Former Secretary of State Hillary Clinton, who lost her 2016 bid to become the nation’s first woman president, said Albright “didn’t just help women. She spent her entire life counseling, cajoling, inspiring and lifting up so many of us who are here today.”
She recalled something Albright taught her students at Georgetown University, where Albright taught classes after her career in diplomacy.
“Silence may be golden she told them,” Clinton said, “but it won’t win many arguments. You have to interrupt. When dictators dragged their feet or ambassadors filibustered, Madeline never hesitated to speak up. And just in case they didn’t get the message, she would put on a snail pin to signal her impatience.”
Hillary Clinton concluded her remarks joking that the angels in heaven better be “wearing their best pins and putting on their dancing shoes.”
“Because, as if Madeline believed, there’s a special place in hell for women who don’t support other women, they haven’t seen anyone like her yet.”

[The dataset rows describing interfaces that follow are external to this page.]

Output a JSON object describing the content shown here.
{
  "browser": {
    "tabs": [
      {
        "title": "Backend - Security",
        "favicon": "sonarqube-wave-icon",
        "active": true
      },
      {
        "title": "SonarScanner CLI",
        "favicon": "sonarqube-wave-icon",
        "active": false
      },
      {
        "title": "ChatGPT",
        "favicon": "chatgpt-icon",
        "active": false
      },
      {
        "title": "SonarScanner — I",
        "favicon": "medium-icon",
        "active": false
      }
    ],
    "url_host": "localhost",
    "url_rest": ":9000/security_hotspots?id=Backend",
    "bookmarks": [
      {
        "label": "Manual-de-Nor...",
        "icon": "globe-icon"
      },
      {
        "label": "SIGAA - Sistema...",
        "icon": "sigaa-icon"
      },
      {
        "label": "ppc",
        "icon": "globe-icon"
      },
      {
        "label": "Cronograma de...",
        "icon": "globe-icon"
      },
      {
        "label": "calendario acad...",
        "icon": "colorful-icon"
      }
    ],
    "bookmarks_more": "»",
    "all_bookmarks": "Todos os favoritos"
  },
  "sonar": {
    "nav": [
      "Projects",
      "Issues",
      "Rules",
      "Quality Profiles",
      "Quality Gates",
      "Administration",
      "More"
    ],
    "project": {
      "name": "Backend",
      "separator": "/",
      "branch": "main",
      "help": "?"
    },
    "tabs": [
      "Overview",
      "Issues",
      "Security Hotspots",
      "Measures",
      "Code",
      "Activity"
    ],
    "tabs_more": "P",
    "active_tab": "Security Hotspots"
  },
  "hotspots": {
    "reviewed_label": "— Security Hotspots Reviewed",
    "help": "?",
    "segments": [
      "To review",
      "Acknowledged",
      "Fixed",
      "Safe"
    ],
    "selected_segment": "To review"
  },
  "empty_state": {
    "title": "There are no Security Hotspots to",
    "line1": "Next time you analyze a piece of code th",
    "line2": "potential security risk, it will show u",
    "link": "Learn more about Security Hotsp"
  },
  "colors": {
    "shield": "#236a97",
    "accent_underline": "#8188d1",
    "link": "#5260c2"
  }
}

Trumpeter Chris Botti, singer Judy Collins and legendary jazz pianist Herbie Hancock performed musical tributes at Albright’s funeral. The music, which will include pieces by Czech composers, was intended to represent various aspects of Albright’s life.

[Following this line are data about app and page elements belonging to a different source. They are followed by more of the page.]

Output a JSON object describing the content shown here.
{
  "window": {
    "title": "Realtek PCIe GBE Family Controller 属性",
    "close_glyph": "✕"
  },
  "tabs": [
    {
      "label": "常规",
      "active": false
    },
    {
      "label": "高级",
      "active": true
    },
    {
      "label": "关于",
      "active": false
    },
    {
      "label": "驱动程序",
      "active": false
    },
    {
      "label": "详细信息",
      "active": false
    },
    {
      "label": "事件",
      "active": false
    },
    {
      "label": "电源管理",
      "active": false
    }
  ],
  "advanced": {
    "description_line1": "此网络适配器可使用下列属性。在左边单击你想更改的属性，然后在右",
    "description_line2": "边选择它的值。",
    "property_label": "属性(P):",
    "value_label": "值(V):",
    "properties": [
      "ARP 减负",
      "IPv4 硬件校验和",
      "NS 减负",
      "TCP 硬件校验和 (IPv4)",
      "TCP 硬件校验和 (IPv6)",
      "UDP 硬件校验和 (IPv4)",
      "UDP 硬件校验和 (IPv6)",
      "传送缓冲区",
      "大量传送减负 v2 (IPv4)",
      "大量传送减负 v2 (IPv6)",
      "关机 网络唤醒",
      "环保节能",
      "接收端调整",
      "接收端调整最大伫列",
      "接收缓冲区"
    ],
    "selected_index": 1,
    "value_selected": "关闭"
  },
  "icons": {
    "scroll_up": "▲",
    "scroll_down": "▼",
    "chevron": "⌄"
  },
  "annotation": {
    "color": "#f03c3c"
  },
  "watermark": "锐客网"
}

Former teaching assistants of Albright’s classes at Georgetown University served as ushers. Pallbearers included family and friends including former Senate Majority Leader Tom Daschle, chairman of the National Democratic Institute, where Albright was the founding vice chair.
Obama awarded Albright the Presidential Medal of Freedom in 2012. After her diplomatic career, Albright, a businesswoman and author of several bestselling books, including three memoirs, became a symbol of female empowerment.
Opinion:Madeleine Albright made history, then insisted on helping other women make theirs.
Albright told USA TODAY in 2020 that she had “a trick” to make sure her position was clear in a foreign policy arena dominated by men.
“After too much of the small talk, I would say, ‘I have come a long way, so I must be frank.’ Then I really did make a point of what I needed to say,” she said. “I don’t think frankly that I was rougher, tougher or anything than any man. I just think people were surprised to hear that language from a woman.”
Born in Prague in 1937, Albright – then Madeleine Korbel – fled to England with her family in 1939, less than two weeks after Nazi Germany invaded Czechoslovakia. Though her family was of Jewish ancestry, she was raised Roman Catholic and learned only in 1997, at the time of her confirmation as secretary of state, that three of her grandparents died in the Holocaust.
Albright’s family lived in the cellar of an apartment in Notting Hill before returning to Prague after World War II. They moved to the U.S. in 1948 after the communist takeover of Czechoslovakia. Her family settled in Denver, where her father worked as a dean of the school of international relations at the University of Denver.
“I lived in many, many places,” Albright said in 2020 when she was recognized as one of USA TODAY’s Women of the Century. “I was asked to describe myself in six words at dinner, which were ‘worried, optimist, problem solver, grateful American.’”
Reach Joey Garrison on Twitter @joeygarrison.